This forum has been closed.
Comments
     
There are no comments in this forum. Be first and add one

Featured Videos

Your JavaScript is turned off or you have an old version of Adobe's Flash Player. Get the latest Flash player.
Pet Kangaroo Helps Spread Environmental Messagei
X
Penelope Poulou
April 22, 2014 5:53 PM
Children’s author Julia Heckathorn travels the world to learn about different ecosystems and endangered animals. She pours her knowledge into children’s books, hoping the next generation will right the environmental wrongs of our times. As in many children's books, the main character in Heckathorn's stories is an animal. Unlike those other characters, though, this one is real - a kangaroo, that lives in the author’s backyard. VOA’s Penelope Poulou has more.
Video

Video Pet Kangaroo Helps Spread Environmental Message

Children’s author Julia Heckathorn travels the world to learn about different ecosystems and endangered animals. She pours her knowledge into children’s books, hoping the next generation will right the environmental wrongs of our times. As in many children's books, the main character in Heckathorn's stories is an animal. Unlike those other characters, though, this one is real - a kangaroo, that lives in the author’s backyard. VOA’s Penelope Poulou has more.
Video

Video Pro-Russian Separatists Plan 'Federalization Referendum' in Eastern Ukraine

Pro-Russian separatists in eastern Ukraine say they plan to move forward next month with a referendum vote for greater autonomy, despite the Geneva agreement reached with Russia, the U.S. and Ukraine to end the political conflict. VOA's Brian Padden reports from the city of Donetsk in Eastern Ukraine.
Video

Video Pope Francis Hopes Dual Canonizations Will Reconcile Church

On April 27, two popes - John the XXIII and John Paul II - will be made saints in a ceremony at St. Peter’s Square. VOA religion correspondent Jerome Socolovsky says the dual canonization is part of the current pope’s program to reconcile liberals and conservatives in the Roman Catholic Church.
Video

Video In Capturing Nature's Majesty, Film Makes Case for Its Survival

French filmmaker Luc Jacquet won worldwide acclaim for his 2005 Academy Award-winning documentary "March of the Penguins". Now Jacquet is back with a new film that takes movie-goers deep into the heart of a tropical rainforest - not only to celebrate its grandeur, but to make the case for its survival. VOA's Rosanne Skirble reports.
Video

Video Boston Marathon Bittersweet for Many Runners

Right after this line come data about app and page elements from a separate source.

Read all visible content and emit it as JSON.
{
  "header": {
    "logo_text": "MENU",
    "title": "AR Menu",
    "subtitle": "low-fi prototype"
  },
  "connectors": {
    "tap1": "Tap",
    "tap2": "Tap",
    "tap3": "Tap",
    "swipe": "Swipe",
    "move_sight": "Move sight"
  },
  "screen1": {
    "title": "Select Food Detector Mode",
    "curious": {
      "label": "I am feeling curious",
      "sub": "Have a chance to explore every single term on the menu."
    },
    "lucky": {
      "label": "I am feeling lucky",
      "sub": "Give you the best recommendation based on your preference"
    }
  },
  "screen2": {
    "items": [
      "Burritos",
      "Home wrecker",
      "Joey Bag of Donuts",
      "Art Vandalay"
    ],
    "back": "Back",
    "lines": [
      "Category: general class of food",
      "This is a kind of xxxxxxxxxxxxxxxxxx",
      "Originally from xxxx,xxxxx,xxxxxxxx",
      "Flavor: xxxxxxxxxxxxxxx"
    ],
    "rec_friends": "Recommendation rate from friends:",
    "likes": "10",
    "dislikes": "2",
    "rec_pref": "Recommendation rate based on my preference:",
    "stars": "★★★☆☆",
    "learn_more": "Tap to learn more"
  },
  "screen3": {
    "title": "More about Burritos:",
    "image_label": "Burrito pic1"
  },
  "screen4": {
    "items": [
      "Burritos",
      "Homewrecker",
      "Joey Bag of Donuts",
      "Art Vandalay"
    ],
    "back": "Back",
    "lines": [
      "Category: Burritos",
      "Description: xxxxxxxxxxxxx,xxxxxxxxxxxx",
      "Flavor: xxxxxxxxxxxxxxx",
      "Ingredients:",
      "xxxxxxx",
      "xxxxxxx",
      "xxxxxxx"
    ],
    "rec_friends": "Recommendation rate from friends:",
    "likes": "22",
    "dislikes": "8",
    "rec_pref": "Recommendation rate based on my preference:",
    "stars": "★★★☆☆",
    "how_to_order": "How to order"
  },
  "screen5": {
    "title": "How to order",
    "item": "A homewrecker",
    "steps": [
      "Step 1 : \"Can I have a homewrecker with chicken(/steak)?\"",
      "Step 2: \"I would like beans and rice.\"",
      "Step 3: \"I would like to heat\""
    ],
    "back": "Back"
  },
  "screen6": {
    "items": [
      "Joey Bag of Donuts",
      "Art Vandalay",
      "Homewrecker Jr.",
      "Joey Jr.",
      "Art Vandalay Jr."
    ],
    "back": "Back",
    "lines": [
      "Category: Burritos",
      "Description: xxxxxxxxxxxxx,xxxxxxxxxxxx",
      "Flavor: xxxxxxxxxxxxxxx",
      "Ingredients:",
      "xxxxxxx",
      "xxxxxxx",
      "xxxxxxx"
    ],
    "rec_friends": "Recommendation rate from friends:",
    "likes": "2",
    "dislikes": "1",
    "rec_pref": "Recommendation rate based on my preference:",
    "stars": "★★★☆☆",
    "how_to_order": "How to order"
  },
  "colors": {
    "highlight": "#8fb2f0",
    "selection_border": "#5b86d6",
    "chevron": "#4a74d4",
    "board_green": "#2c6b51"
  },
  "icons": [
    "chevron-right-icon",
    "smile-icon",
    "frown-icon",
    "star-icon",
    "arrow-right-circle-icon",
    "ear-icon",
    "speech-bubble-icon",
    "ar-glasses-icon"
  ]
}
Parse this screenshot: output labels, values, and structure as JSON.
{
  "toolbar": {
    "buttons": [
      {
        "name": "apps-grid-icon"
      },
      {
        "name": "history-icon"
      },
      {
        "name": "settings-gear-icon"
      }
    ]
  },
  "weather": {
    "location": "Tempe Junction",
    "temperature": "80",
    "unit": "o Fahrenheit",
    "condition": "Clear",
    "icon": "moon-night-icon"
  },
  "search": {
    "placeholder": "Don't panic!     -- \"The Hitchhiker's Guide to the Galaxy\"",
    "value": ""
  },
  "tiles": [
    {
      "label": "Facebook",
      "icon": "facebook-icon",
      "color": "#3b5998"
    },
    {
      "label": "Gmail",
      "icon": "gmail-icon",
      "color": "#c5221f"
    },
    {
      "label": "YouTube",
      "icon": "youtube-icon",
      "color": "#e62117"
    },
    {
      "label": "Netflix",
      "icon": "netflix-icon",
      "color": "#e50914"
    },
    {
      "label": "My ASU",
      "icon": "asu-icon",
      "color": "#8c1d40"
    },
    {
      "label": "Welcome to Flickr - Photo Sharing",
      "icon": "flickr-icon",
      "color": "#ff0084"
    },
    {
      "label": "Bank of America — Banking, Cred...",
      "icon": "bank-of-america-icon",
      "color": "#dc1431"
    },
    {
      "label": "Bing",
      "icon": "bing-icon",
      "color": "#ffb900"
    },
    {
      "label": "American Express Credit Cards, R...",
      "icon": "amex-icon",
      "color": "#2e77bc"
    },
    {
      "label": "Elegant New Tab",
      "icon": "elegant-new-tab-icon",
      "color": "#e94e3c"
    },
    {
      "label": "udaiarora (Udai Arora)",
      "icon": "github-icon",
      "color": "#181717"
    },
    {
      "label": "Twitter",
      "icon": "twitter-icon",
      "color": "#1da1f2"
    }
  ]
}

Monday's running of the Boston Marathon was bittersweet for many of the 36,000 participants as they finished the run that was interrupted by a double bombing last year. Many gathered along the route paid respect to the four people killed as a result of two bombings near the finish line. VOA's Carolyn Presutti returned to Boston this year to follow two runners, forever changed because of the crimes.
Video

Video International Students Learn Film Production in World's Movie Capital

Hollywood - which is part of Los Angeles - is the movie capital of the world, and many aspiring filmmakers go there in hopes of breaking into the movie business. Mike O'Sullivan reports that regional universities are also a magnet for students who hope to become producers or directors.
Video

Video Pacific Rim Trade Deal Proves Elusive

With the U.S.-led war in Iraq ended and American military involvement in Afghanistan winding down, President Barack Obama has sought to pivot the country's foreign policy focus towards Asia. One aspect of that pivot is the negotiation of a free-trade agreement among 12 Pacific Rim nations. But as Obama leaves this week on a trip to four Asian countries he has found it very difficult to complete the trade pact. VOA's Ken Bredemeier has more from Washington.
Video

Video Autistic Adults Face Housing, Job Challenges

Many parents of children with disabilities fear for the future of their adult child. It can be difficult to find services to help adults with disabilities - physical, mental or emotional - find work or live on their own. The mother of an autistic boy set up a foundation to advocate for the estimated 1.2 million American adults with autism, a developmental disorder that causes communication difficulties and often social difficulties. VOA's Faiza Elmasry reports.
AppleAndroid